The expected output is every entry below, exact in every character.

Dataset excerpts
------------------------------------------------------------
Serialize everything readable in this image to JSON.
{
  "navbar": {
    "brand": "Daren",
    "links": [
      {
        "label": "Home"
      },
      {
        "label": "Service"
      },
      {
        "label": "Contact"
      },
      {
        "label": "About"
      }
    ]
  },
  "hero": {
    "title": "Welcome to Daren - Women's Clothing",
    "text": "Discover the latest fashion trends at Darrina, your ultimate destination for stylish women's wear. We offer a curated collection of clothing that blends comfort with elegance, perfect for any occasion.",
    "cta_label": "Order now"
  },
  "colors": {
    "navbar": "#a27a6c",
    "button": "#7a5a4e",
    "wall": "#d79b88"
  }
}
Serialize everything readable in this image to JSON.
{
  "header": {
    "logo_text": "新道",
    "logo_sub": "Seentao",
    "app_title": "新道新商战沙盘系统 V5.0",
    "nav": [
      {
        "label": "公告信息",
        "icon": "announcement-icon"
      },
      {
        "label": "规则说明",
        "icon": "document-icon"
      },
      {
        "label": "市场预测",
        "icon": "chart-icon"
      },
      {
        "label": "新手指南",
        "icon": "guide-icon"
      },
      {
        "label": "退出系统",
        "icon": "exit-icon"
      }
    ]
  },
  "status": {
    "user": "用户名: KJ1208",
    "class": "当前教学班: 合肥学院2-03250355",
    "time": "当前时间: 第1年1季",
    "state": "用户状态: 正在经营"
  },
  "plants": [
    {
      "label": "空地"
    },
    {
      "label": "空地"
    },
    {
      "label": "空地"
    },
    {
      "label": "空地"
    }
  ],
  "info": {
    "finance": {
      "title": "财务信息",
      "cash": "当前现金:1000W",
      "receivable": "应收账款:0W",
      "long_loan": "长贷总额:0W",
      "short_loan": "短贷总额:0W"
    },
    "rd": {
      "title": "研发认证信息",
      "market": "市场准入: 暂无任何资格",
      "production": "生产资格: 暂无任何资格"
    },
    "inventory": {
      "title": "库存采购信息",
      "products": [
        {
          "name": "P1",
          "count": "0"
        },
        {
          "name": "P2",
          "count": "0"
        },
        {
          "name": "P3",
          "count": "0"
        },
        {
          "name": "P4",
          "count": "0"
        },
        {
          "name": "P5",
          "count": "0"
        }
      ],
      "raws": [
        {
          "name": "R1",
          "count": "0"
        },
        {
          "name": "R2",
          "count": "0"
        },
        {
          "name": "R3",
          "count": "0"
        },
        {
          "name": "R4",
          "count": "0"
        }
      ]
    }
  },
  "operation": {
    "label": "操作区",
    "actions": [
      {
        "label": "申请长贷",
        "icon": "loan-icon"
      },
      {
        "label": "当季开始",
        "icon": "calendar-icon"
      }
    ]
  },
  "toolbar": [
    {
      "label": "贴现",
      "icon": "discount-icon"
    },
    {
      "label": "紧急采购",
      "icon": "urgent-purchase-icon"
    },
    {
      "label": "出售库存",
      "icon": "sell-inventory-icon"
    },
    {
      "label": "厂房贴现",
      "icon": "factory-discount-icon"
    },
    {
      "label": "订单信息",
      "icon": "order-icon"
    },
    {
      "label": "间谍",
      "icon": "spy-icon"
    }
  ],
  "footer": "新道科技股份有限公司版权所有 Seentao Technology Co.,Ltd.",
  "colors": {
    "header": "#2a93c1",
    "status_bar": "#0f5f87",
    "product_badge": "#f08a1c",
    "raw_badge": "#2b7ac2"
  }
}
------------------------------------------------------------
**The answer:**
Serialize everything readable in this image to JSON.
{
  "navbar": {
    "brand": "Daren",
    "links": [
      {
        "label": "Home"
      },
      {
        "label": "Service"
      },
      {
        "label": "Contact"
      },
      {
        "label": "About"
      }
    ]
  },
  "hero": {
    "title": "Welcome to Daren - Women's Clothing",
    "text": "Discover the latest fashion trends at Darrina, your ultimate destination for stylish women's wear. We offer a curated collection of clothing that blends comfort with elegance, perfect for any occasion.",
    "cta_label": "Order now"
  },
  "colors": {
    "navbar": "#a27a6c",
    "button": "#7a5a4e",
    "wall": "#d79b88"
  }
}
Serialize everything readable in this image to JSON.
{
  "header": {
    "logo_text": "新道",
    "logo_sub": "Seentao",
    "app_title": "新道新商战沙盘系统 V5.0",
    "nav": [
      {
        "label": "公告信息",
        "icon": "announcement-icon"
      },
      {
        "label": "规则说明",
        "icon": "document-icon"
      },
      {
        "label": "市场预测",
        "icon": "chart-icon"
      },
      {
        "label": "新手指南",
        "icon": "guide-icon"
      },
      {
        "label": "退出系统",
        "icon": "exit-icon"
      }
    ]
  },
  "status": {
    "user": "用户名: KJ1208",
    "class": "当前教学班: 合肥学院2-03250355",
    "time": "当前时间: 第1年1季",
    "state": "用户状态: 正在经营"
  },
  "plants": [
    {
      "label": "空地"
    },
    {
      "label": "空地"
    },
    {
      "label": "空地"
    },
    {
      "label": "空地"
    }
  ],
  "info": {
    "finance": {
      "title": "财务信息",
      "cash": "当前现金:1000W",
      "receivable": "应收账款:0W",
      "long_loan": "长贷总额:0W",
      "short_loan": "短贷总额:0W"
    },
    "rd": {
      "title": "研发认证信息",
      "market": "市场准入: 暂无任何资格",
      "production": "生产资格: 暂无任何资格"
    },
    "inventory": {
      "title": "库存采购信息",
      "products": [
        {
          "name": "P1",
          "count": "0"
        },
        {
          "name": "P2",
          "count": "0"
        },
        {
          "name": "P3",
          "count": "0"
        },
        {
          "name": "P4",
          "count": "0"
        },
        {
          "name": "P5",
          "count": "0"
        }
      ],
      "raws": [
        {
          "name": "R1",
          "count": "0"
        },
        {
          "name": "R2",
          "count": "0"
        },
        {
          "name": "R3",
          "count": "0"
        },
        {
          "name": "R4",
          "count": "0"
        }
      ]
    }
  },
  "operation": {
    "label": "操作区",
    "actions": [
      {
        "label": "申请长贷",
        "icon": "loan-icon"
      },
      {
        "label": "当季开始",
        "icon": "calendar-icon"
      }
    ]
  },
  "toolbar": [
    {
      "label": "贴现",
      "icon": "discount-icon"
    },
    {
      "label": "紧急采购",
      "icon": "urgent-purchase-icon"
    },
    {
      "label": "出售库存",
      "icon": "sell-inventory-icon"
    },
    {
      "label": "厂房贴现",
      "icon": "factory-discount-icon"
    },
    {
      "label": "订单信息",
      "icon": "order-icon"
    },
    {
      "label": "间谍",
      "icon": "spy-icon"
    }
  ],
  "footer": "新道科技股份有限公司版权所有 Seentao Technology Co.,Ltd.",
  "colors": {
    "header": "#2a93c1",
    "status_bar": "#0f5f87",
    "product_badge": "#f08a1c",
    "raw_badge": "#2b7ac2"
  }
}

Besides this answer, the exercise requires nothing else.